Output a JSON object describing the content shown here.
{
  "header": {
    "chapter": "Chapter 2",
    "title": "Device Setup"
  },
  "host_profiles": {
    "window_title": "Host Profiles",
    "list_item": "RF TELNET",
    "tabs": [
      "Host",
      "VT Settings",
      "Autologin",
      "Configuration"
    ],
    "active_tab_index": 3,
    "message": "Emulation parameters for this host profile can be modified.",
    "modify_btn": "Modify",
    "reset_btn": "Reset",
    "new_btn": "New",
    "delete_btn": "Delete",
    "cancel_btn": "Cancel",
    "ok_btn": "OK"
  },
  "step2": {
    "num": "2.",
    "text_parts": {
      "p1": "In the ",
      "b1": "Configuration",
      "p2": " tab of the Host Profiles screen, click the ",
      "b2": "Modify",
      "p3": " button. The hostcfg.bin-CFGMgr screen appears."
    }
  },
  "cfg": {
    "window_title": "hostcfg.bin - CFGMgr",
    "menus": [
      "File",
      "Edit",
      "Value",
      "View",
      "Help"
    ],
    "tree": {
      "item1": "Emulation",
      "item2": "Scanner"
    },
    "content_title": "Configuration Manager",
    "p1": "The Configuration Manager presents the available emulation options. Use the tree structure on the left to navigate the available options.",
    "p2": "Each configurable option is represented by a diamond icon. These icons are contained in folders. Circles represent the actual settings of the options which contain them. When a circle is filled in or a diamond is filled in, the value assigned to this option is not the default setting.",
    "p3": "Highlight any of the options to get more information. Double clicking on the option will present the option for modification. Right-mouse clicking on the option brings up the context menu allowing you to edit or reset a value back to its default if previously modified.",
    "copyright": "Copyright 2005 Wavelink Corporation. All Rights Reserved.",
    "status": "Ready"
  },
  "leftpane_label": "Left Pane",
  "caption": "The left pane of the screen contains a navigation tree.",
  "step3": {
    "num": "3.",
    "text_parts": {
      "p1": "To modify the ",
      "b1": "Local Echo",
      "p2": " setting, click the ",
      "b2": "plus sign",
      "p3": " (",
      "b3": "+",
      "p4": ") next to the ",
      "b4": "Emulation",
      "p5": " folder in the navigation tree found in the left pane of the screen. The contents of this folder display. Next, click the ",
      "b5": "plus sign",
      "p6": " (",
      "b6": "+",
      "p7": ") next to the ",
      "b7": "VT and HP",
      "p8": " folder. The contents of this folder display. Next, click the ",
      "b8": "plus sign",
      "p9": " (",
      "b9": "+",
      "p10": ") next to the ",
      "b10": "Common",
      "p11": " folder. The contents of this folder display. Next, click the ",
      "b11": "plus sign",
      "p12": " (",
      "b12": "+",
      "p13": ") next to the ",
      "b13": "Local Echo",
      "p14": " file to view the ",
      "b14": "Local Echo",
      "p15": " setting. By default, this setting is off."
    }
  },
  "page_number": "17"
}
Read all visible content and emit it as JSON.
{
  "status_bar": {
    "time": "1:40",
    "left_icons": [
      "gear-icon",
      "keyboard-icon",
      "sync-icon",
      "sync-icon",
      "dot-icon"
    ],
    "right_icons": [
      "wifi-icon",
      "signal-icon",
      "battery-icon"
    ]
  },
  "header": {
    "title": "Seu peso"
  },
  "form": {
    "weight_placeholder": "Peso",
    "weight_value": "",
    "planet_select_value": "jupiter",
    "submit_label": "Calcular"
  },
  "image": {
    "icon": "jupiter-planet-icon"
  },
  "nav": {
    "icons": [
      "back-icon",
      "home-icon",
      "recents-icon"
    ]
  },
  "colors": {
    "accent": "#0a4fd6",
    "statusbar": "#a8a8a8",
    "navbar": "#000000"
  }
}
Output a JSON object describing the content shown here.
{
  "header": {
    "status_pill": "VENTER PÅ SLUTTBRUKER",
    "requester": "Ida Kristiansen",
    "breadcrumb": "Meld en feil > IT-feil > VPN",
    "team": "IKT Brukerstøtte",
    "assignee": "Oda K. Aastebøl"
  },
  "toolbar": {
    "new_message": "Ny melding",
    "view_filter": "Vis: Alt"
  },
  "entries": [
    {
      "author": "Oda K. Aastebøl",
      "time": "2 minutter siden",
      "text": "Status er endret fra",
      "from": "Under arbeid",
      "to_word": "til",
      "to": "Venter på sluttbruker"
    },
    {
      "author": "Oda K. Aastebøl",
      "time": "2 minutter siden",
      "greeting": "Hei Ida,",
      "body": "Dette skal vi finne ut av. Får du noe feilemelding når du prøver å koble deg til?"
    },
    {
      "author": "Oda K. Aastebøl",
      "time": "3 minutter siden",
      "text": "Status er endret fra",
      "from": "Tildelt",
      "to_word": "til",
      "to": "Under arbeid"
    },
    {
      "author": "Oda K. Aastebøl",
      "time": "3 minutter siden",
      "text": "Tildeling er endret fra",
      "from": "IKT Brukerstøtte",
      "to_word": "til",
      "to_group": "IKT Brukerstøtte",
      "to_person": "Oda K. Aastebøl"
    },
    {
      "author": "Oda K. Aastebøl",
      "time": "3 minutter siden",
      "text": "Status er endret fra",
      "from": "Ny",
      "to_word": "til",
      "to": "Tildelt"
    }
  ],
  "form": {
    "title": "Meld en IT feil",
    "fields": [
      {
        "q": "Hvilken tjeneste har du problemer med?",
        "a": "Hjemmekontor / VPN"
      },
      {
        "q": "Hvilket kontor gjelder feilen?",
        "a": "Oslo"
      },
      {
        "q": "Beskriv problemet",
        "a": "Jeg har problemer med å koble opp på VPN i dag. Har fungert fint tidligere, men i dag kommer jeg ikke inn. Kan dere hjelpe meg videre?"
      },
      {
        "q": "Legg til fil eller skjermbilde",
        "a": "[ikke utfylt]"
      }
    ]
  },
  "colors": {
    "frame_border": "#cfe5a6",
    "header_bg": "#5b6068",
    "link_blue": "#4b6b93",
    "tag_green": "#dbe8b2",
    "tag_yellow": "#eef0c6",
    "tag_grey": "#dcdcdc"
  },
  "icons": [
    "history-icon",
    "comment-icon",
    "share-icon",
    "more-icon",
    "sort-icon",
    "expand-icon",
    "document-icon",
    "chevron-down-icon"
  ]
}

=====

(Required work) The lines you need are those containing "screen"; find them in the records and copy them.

(Result of the task)
      "p2": " tab of the Host Profiles screen, click the ",
      "p3": " button. The hostcfg.bin-CFGMgr screen appears."
  "caption": "The left pane of the screen contains a navigation tree.",
      "p5": " folder in the navigation tree found in the left pane of the screen. The contents of this folder display. Next, click the ",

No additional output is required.